■ **The problem**:
Reproduce every entry exactly, without alteration.

■ **Stored items from a collection**:
========================================================================

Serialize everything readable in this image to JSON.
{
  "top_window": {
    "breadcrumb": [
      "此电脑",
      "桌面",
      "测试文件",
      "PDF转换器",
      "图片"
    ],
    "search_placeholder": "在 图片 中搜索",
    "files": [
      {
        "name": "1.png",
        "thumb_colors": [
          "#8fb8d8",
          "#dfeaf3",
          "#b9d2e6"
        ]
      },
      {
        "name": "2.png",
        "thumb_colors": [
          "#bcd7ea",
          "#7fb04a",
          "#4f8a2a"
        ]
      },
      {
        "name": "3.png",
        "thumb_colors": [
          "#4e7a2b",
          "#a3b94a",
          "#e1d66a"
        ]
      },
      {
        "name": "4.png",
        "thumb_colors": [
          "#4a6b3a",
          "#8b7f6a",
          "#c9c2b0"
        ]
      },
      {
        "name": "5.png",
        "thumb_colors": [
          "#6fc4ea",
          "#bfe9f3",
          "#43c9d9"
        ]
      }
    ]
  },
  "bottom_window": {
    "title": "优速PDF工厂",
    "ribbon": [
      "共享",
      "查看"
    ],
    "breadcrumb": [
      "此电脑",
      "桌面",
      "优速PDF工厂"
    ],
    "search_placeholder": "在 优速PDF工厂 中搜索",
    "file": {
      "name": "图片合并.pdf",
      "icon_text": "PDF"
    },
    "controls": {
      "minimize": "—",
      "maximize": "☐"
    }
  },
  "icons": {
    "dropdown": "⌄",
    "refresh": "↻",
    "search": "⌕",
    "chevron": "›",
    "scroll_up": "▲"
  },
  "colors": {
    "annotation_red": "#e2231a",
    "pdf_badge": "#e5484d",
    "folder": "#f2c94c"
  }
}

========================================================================

■ **Answer for this exercise**:
Serialize everything readable in this image to JSON.
{
  "top_window": {
    "breadcrumb": [
      "此电脑",
      "桌面",
      "测试文件",
      "PDF转换器",
      "图片"
    ],
    "search_placeholder": "在 图片 中搜索",
    "files": [
      {
        "name": "1.png",
        "thumb_colors": [
          "#8fb8d8",
          "#dfeaf3",
          "#b9d2e6"
        ]
      },
      {
        "name": "2.png",
        "thumb_colors": [
          "#bcd7ea",
          "#7fb04a",
          "#4f8a2a"
        ]
      },
      {
        "name": "3.png",
        "thumb_colors": [
          "#4e7a2b",
          "#a3b94a",
          "#e1d66a"
        ]
      },
      {
        "name": "4.png",
        "thumb_colors": [
          "#4a6b3a",
          "#8b7f6a",
          "#c9c2b0"
        ]
      },
      {
        "name": "5.png",
        "thumb_colors": [
          "#6fc4ea",
          "#bfe9f3",
          "#43c9d9"
        ]
      }
    ]
  },
  "bottom_window": {
    "title": "优速PDF工厂",
    "ribbon": [
      "共享",
      "查看"
    ],
    "breadcrumb": [
      "此电脑",
      "桌面",
      "优速PDF工厂"
    ],
    "search_placeholder": "在 优速PDF工厂 中搜索",
    "file": {
      "name": "图片合并.pdf",
      "icon_text": "PDF"
    },
    "controls": {
      "minimize": "—",
      "maximize": "☐"
    }
  },
  "icons": {
    "dropdown": "⌄",
    "refresh": "↻",
    "search": "⌕",
    "chevron": "›",
    "scroll_up": "▲"
  },
  "colors": {
    "annotation_red": "#e2231a",
    "pdf_badge": "#e5484d",
    "folder": "#f2c94c"
  }
}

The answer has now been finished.